Look through the listing below, find every line with the string "ipsum", and copy it.
(Beginning of Recorded information)
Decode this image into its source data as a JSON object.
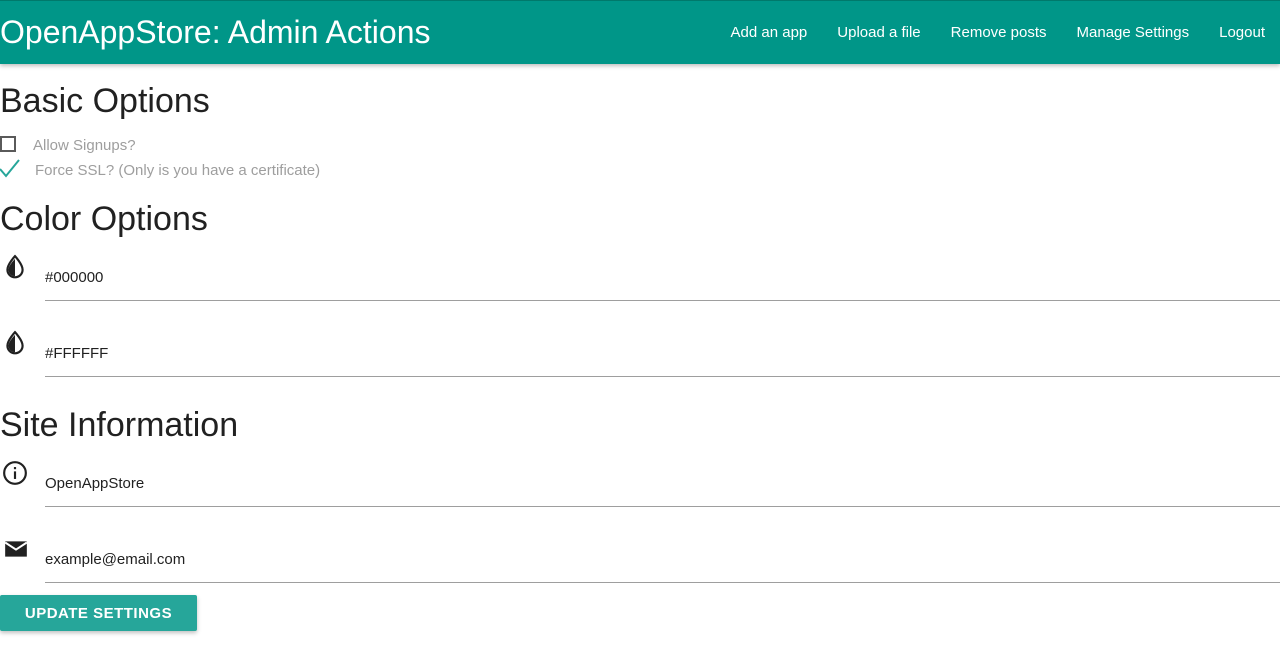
{
  "navbar": {
    "brand": "OpenAppStore: Admin Actions",
    "links": [
      "Add an app",
      "Upload a file",
      "Remove posts",
      "Manage Settings",
      "Logout"
    ]
  },
  "basic_options": {
    "title": "Basic Options",
    "allow_signups": {
      "label": "Allow Signups?",
      "checked": false
    },
    "force_ssl": {
      "label": "Force SSL? (Only is you have a certificate)",
      "checked": true
    }
  },
  "color_options": {
    "title": "Color Options",
    "primary_color": {
      "value": "#000000",
      "icon": "invert-colors-icon"
    },
    "secondary_color": {
      "value": "#FFFFFF",
      "icon": "invert-colors-icon"
    }
  },
  "site_information": {
    "title": "Site Information",
    "site_name": {
      "value": "OpenAppStore",
      "icon": "info-icon"
    },
    "site_email": {
      "value": "example@email.com",
      "icon": "email-icon"
    }
  },
  "update_button": {
    "label": "Update Settings"
  },
  "colors": {
    "primary": "#009688",
    "button": "#26a69a",
    "check_accent": "#26a69a"
  }
}
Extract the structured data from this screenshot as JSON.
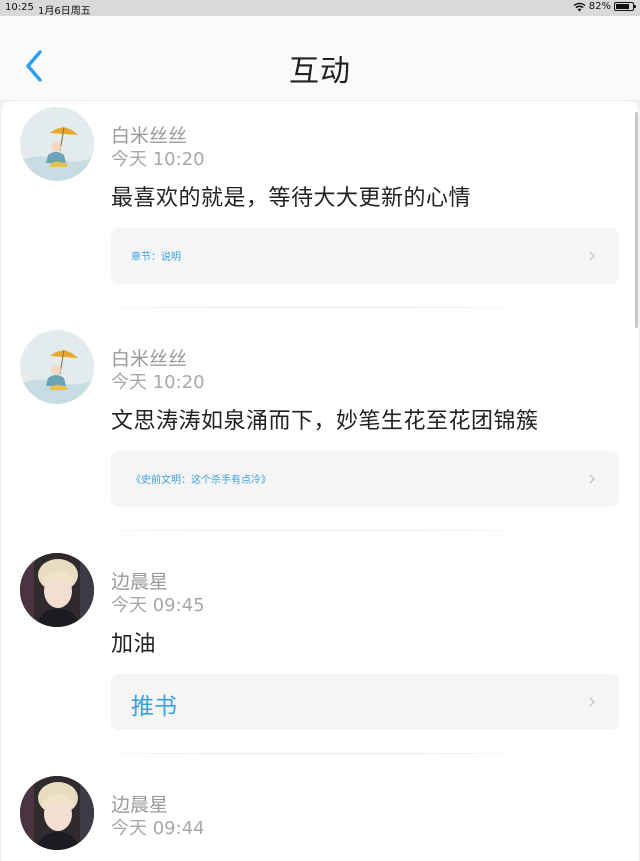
{
  "status_bar": {
    "time": "10:25",
    "date": "1月6日周五",
    "battery": "82%",
    "battery_level": 0.82
  },
  "nav": {
    "title": "互动"
  },
  "comments": [
    {
      "user": "白米丝丝",
      "time": "今天 10:20",
      "text": "最喜欢的就是，等待大大更新的心情",
      "link": "章节：说明",
      "avatar": "umbrella-girl-avatar"
    },
    {
      "user": "白米丝丝",
      "time": "今天 10:20",
      "text": "文思涛涛如泉涌而下，妙笔生花至花团锦簇",
      "link": "《史前文明：这个杀手有点冷》",
      "avatar": "umbrella-girl-avatar"
    },
    {
      "user": "边晨星",
      "time": "今天 09:45",
      "text": "加油",
      "link": "推书",
      "avatar": "blonde-person-avatar"
    },
    {
      "user": "边晨星",
      "time": "今天 09:44",
      "avatar": "blonde-person-avatar"
    }
  ],
  "colors": {
    "accent": "#3aa0e0",
    "back": "#2a9df4"
  }
}
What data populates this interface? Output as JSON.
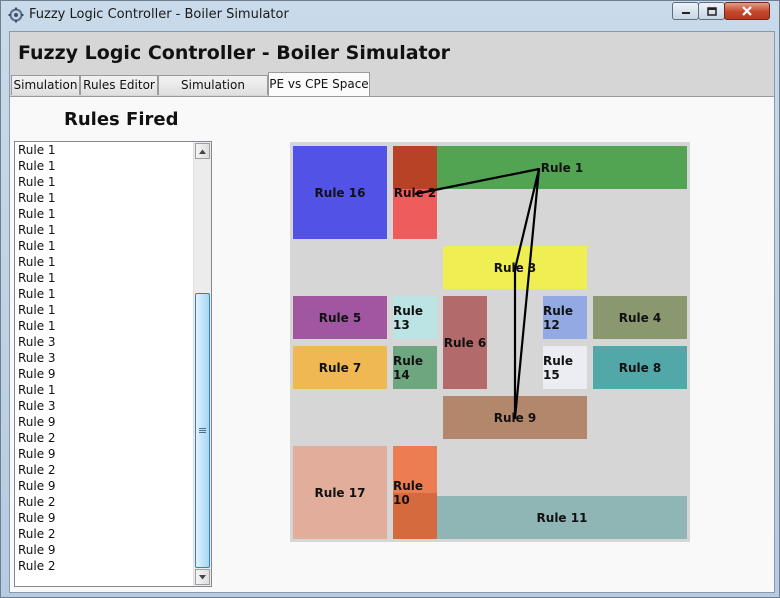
{
  "window": {
    "title": "Fuzzy Logic Controller - Boiler Simulator",
    "app_icon": "gear-icon",
    "controls": [
      "minimize-icon",
      "maximize-icon",
      "close-icon"
    ]
  },
  "header": {
    "title": "Fuzzy Logic Controller - Boiler Simulator"
  },
  "tabs": [
    {
      "label": "Simulation",
      "active": false
    },
    {
      "label": "Rules Editor",
      "active": false
    },
    {
      "label": "Simulation History",
      "active": false
    },
    {
      "label": "PE vs CPE Space",
      "active": true
    }
  ],
  "rules_fired": {
    "title": "Rules Fired",
    "items": [
      "Rule 1",
      "Rule 1",
      "Rule 1",
      "Rule 1",
      "Rule 1",
      "Rule 1",
      "Rule 1",
      "Rule 1",
      "Rule 1",
      "Rule 1",
      "Rule 1",
      "Rule 1",
      "Rule 3",
      "Rule 3",
      "Rule 9",
      "Rule 1",
      "Rule 3",
      "Rule 9",
      "Rule 2",
      "Rule 9",
      "Rule 2",
      "Rule 9",
      "Rule 2",
      "Rule 9",
      "Rule 2",
      "Rule 9",
      "Rule 2"
    ]
  },
  "space": {
    "rules": [
      {
        "label": "Rule 16",
        "color": "#5252e6"
      },
      {
        "label": "Rule 2",
        "color": "#ee5c5c",
        "accent": "#b84226"
      },
      {
        "label": "Rule 1",
        "color": "#52a352"
      },
      {
        "label": "Rule 3",
        "color": "#efee52"
      },
      {
        "label": "Rule 5",
        "color": "#a056a0"
      },
      {
        "label": "Rule 13",
        "color": "#bde4e4"
      },
      {
        "label": "Rule 6",
        "color": "#b36a6a"
      },
      {
        "label": "Rule 12",
        "color": "#92a9e3"
      },
      {
        "label": "Rule 4",
        "color": "#8a9870"
      },
      {
        "label": "Rule 7",
        "color": "#efb852"
      },
      {
        "label": "Rule 14",
        "color": "#6ea680"
      },
      {
        "label": "Rule 15",
        "color": "#ecedf2"
      },
      {
        "label": "Rule 8",
        "color": "#52a8a8"
      },
      {
        "label": "Rule 9",
        "color": "#b3876b"
      },
      {
        "label": "Rule 17",
        "color": "#e2ae9b"
      },
      {
        "label": "Rule 10",
        "color": "#ec7d52",
        "accent": "#d46a3e"
      },
      {
        "label": "Rule 11",
        "color": "#8fb5b5"
      }
    ],
    "trajectory_order": [
      "Rule 2",
      "Rule 1",
      "Rule 9",
      "Rule 1",
      "Rule 9",
      "Rule 1",
      "Rule 3",
      "Rule 9"
    ],
    "trajectory_color": "#000000"
  }
}
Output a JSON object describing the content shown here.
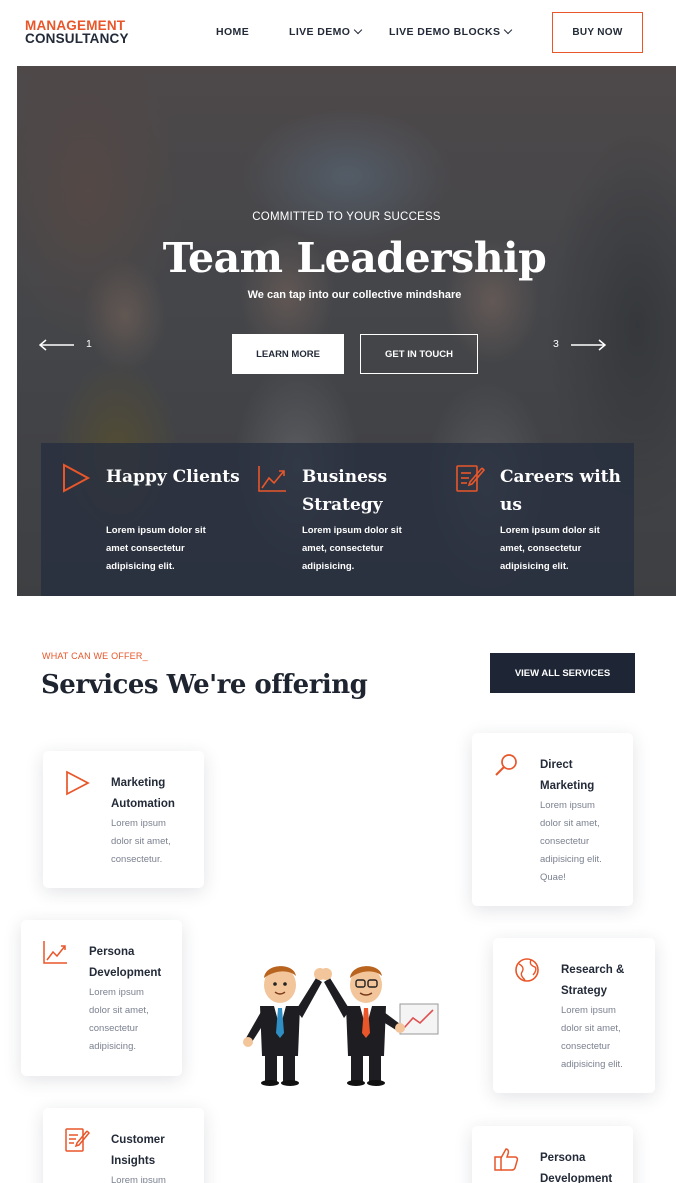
{
  "header": {
    "logo_line1": "MANAGEMENT",
    "logo_line2": "CONSULTANCY",
    "nav": [
      {
        "label": "HOME"
      },
      {
        "label": "LIVE DEMO"
      },
      {
        "label": "LIVE DEMO BLOCKS"
      }
    ],
    "buy_label": "BUY NOW"
  },
  "hero": {
    "kicker": "COMMITTED TO YOUR SUCCESS",
    "title": "Team Leadership",
    "subtitle": "We can tap into our collective mindshare",
    "learn_label": "LEARN MORE",
    "touch_label": "GET IN TOUCH",
    "prev_num": "1",
    "next_num": "3",
    "features": [
      {
        "title": "Happy Clients",
        "text": "Lorem ipsum dolor sit amet consectetur adipisicing elit.",
        "icon": "play-icon"
      },
      {
        "title": "Business Strategy",
        "text": "Lorem ipsum dolor sit amet, consectetur adipisicing.",
        "icon": "chart-line-icon"
      },
      {
        "title": "Careers with us",
        "text": "Lorem ipsum dolor sit amet, consectetur adipisicing elit.",
        "icon": "edit-document-icon"
      }
    ]
  },
  "services": {
    "kicker": "WHAT CAN WE OFFER_",
    "title": "Services We're offering",
    "view_all_label": "VIEW ALL SERVICES",
    "cards": [
      {
        "title": "Marketing Automation",
        "text": "Lorem ipsum dolor sit amet, consectetur.",
        "icon": "play-icon"
      },
      {
        "title": "Direct Marketing",
        "text": "Lorem ipsum dolor sit amet, consectetur adipisicing elit. Quae!",
        "icon": "search-icon"
      },
      {
        "title": "Persona Development",
        "text": "Lorem ipsum dolor sit amet, consectetur adipisicing.",
        "icon": "chart-line-icon"
      },
      {
        "title": "Research & Strategy",
        "text": "Lorem ipsum dolor sit amet, consectetur adipisicing elit.",
        "icon": "globe-icon"
      },
      {
        "title": "Customer Insights",
        "text": "Lorem ipsum",
        "icon": "edit-document-icon"
      },
      {
        "title": "Persona Development",
        "text": "",
        "icon": "thumbs-up-icon"
      }
    ]
  },
  "colors": {
    "accent": "#e8562a",
    "dark": "#1e2535",
    "text": "#232a38",
    "muted": "#7b8190"
  }
}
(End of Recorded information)
→ **Solution to this problem**
        "text": "Lorem ipsum dolor sit amet consectetur adipisicing elit.",
        "text": "Lorem ipsum dolor sit amet, consectetur adipisicing.",
        "text": "Lorem ipsum dolor sit amet, consectetur adipisicing elit.",
        "text": "Lorem ipsum dolor sit amet, consectetur.",
        "text": "Lorem ipsum dolor sit amet, consectetur adipisicing elit. Quae!",
        "text": "Lorem ipsum dolor sit amet, consectetur adipisicing.",
        "text": "Lorem ipsum dolor sit amet, consectetur adipisicing elit.",
        "text": "Lorem ipsum",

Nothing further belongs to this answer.